## EXERCISE PROMPT
All of the entries need to be set down exactly as they read.

(Website and app data records)

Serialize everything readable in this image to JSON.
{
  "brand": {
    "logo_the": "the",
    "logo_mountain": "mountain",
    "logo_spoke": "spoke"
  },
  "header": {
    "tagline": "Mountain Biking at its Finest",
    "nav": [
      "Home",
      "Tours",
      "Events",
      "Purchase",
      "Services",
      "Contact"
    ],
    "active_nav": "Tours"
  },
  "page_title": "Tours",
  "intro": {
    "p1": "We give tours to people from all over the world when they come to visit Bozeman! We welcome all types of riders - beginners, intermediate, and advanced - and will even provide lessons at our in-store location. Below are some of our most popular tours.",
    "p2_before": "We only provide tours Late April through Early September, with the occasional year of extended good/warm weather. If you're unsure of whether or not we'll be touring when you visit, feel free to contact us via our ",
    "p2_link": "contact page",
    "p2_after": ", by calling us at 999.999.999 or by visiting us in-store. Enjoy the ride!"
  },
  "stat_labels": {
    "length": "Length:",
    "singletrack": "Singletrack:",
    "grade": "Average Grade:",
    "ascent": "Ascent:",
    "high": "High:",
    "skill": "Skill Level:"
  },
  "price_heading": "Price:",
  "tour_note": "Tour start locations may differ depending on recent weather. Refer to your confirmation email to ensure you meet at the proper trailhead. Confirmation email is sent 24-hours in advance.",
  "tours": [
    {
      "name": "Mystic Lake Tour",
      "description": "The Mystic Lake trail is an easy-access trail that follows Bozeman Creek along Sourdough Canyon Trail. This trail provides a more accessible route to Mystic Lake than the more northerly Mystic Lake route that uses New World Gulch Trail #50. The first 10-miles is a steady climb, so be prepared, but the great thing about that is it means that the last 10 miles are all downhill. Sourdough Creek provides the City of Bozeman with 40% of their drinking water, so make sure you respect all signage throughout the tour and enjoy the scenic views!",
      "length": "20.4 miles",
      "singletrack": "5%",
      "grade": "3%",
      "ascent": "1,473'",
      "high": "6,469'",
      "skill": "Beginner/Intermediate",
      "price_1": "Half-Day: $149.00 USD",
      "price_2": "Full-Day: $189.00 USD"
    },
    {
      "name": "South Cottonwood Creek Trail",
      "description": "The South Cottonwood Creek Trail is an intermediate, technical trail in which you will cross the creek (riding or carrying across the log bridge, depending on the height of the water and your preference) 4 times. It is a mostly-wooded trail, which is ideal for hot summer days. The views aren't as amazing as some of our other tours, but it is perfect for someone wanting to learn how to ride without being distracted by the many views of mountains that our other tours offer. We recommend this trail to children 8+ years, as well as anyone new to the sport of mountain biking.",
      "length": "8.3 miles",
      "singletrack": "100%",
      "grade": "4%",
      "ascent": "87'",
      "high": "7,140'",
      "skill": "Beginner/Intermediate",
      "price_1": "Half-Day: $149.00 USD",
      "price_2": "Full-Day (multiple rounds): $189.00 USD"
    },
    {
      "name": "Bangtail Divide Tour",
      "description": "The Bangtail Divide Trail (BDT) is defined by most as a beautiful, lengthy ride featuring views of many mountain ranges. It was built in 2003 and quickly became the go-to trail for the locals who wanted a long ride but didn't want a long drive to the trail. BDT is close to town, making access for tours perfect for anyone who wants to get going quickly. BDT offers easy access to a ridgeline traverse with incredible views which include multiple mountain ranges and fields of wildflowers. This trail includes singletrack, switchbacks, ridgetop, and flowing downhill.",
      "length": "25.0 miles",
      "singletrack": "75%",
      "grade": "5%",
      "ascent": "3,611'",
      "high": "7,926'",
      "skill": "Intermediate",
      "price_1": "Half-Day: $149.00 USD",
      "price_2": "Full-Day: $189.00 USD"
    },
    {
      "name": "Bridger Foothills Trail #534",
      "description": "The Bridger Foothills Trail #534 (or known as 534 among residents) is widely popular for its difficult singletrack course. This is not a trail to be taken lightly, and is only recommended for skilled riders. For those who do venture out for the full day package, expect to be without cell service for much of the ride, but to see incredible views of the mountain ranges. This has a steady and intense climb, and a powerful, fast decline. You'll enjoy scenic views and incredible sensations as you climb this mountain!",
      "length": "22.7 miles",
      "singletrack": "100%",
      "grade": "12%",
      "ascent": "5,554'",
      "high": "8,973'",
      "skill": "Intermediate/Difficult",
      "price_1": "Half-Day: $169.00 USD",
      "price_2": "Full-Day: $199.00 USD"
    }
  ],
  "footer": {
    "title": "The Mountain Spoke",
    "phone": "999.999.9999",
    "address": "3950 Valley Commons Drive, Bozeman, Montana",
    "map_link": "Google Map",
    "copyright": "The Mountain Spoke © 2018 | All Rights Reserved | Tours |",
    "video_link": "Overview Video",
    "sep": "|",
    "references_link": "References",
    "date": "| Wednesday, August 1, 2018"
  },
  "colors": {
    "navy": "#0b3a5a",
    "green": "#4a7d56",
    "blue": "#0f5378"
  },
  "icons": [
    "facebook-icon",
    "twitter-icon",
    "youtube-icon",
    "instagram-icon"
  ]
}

## WRITTEN SOLUTION
Serialize everything readable in this image to JSON.
{
  "brand": {
    "logo_the": "the",
    "logo_mountain": "mountain",
    "logo_spoke": "spoke"
  },
  "header": {
    "tagline": "Mountain Biking at its Finest",
    "nav": [
      "Home",
      "Tours",
      "Events",
      "Purchase",
      "Services",
      "Contact"
    ],
    "active_nav": "Tours"
  },
  "page_title": "Tours",
  "intro": {
    "p1": "We give tours to people from all over the world when they come to visit Bozeman! We welcome all types of riders - beginners, intermediate, and advanced - and will even provide lessons at our in-store location. Below are some of our most popular tours.",
    "p2_before": "We only provide tours Late April through Early September, with the occasional year of extended good/warm weather. If you're unsure of whether or not we'll be touring when you visit, feel free to contact us via our ",
    "p2_link": "contact page",
    "p2_after": ", by calling us at 999.999.999 or by visiting us in-store. Enjoy the ride!"
  },
  "stat_labels": {
    "length": "Length:",
    "singletrack": "Singletrack:",
    "grade": "Average Grade:",
    "ascent": "Ascent:",
    "high": "High:",
    "skill": "Skill Level:"
  },
  "price_heading": "Price:",
  "tour_note": "Tour start locations may differ depending on recent weather. Refer to your confirmation email to ensure you meet at the proper trailhead. Confirmation email is sent 24-hours in advance.",
  "tours": [
    {
      "name": "Mystic Lake Tour",
      "description": "The Mystic Lake trail is an easy-access trail that follows Bozeman Creek along Sourdough Canyon Trail. This trail provides a more accessible route to Mystic Lake than the more northerly Mystic Lake route that uses New World Gulch Trail #50. The first 10-miles is a steady climb, so be prepared, but the great thing about that is it means that the last 10 miles are all downhill. Sourdough Creek provides the City of Bozeman with 40% of their drinking water, so make sure you respect all signage throughout the tour and enjoy the scenic views!",
      "length": "20.4 miles",
      "singletrack": "5%",
      "grade": "3%",
      "ascent": "1,473'",
      "high": "6,469'",
      "skill": "Beginner/Intermediate",
      "price_1": "Half-Day: $149.00 USD",
      "price_2": "Full-Day: $189.00 USD"
    },
    {
      "name": "South Cottonwood Creek Trail",
      "description": "The South Cottonwood Creek Trail is an intermediate, technical trail in which you will cross the creek (riding or carrying across the log bridge, depending on the height of the water and your preference) 4 times. It is a mostly-wooded trail, which is ideal for hot summer days. The views aren't as amazing as some of our other tours, but it is perfect for someone wanting to learn how to ride without being distracted by the many views of mountains that our other tours offer. We recommend this trail to children 8+ years, as well as anyone new to the sport of mountain biking.",
      "length": "8.3 miles",
      "singletrack": "100%",
      "grade": "4%",
      "ascent": "87'",
      "high": "7,140'",
      "skill": "Beginner/Intermediate",
      "price_1": "Half-Day: $149.00 USD",
      "price_2": "Full-Day (multiple rounds): $189.00 USD"
    },
    {
      "name": "Bangtail Divide Tour",
      "description": "The Bangtail Divide Trail (BDT) is defined by most as a beautiful, lengthy ride featuring views of many mountain ranges. It was built in 2003 and quickly became the go-to trail for the locals who wanted a long ride but didn't want a long drive to the trail. BDT is close to town, making access for tours perfect for anyone who wants to get going quickly. BDT offers easy access to a ridgeline traverse with incredible views which include multiple mountain ranges and fields of wildflowers. This trail includes singletrack, switchbacks, ridgetop, and flowing downhill.",
      "length": "25.0 miles",
      "singletrack": "75%",
      "grade": "5%",
      "ascent": "3,611'",
      "high": "7,926'",
      "skill": "Intermediate",
      "price_1": "Half-Day: $149.00 USD",
      "price_2": "Full-Day: $189.00 USD"
    },
    {
      "name": "Bridger Foothills Trail #534",
      "description": "The Bridger Foothills Trail #534 (or known as 534 among residents) is widely popular for its difficult singletrack course. This is not a trail to be taken lightly, and is only recommended for skilled riders. For those who do venture out for the full day package, expect to be without cell service for much of the ride, but to see incredible views of the mountain ranges. This has a steady and intense climb, and a powerful, fast decline. You'll enjoy scenic views and incredible sensations as you climb this mountain!",
      "length": "22.7 miles",
      "singletrack": "100%",
      "grade": "12%",
      "ascent": "5,554'",
      "high": "8,973'",
      "skill": "Intermediate/Difficult",
      "price_1": "Half-Day: $169.00 USD",
      "price_2": "Full-Day: $199.00 USD"
    }
  ],
  "footer": {
    "title": "The Mountain Spoke",
    "phone": "999.999.9999",
    "address": "3950 Valley Commons Drive, Bozeman, Montana",
    "map_link": "Google Map",
    "copyright": "The Mountain Spoke © 2018 | All Rights Reserved | Tours |",
    "video_link": "Overview Video",
    "sep": "|",
    "references_link": "References",
    "date": "| Wednesday, August 1, 2018"
  },
  "colors": {
    "navy": "#0b3a5a",
    "green": "#4a7d56",
    "blue": "#0f5378"
  },
  "icons": [
    "facebook-icon",
    "twitter-icon",
    "youtube-icon",
    "instagram-icon"
  ]
}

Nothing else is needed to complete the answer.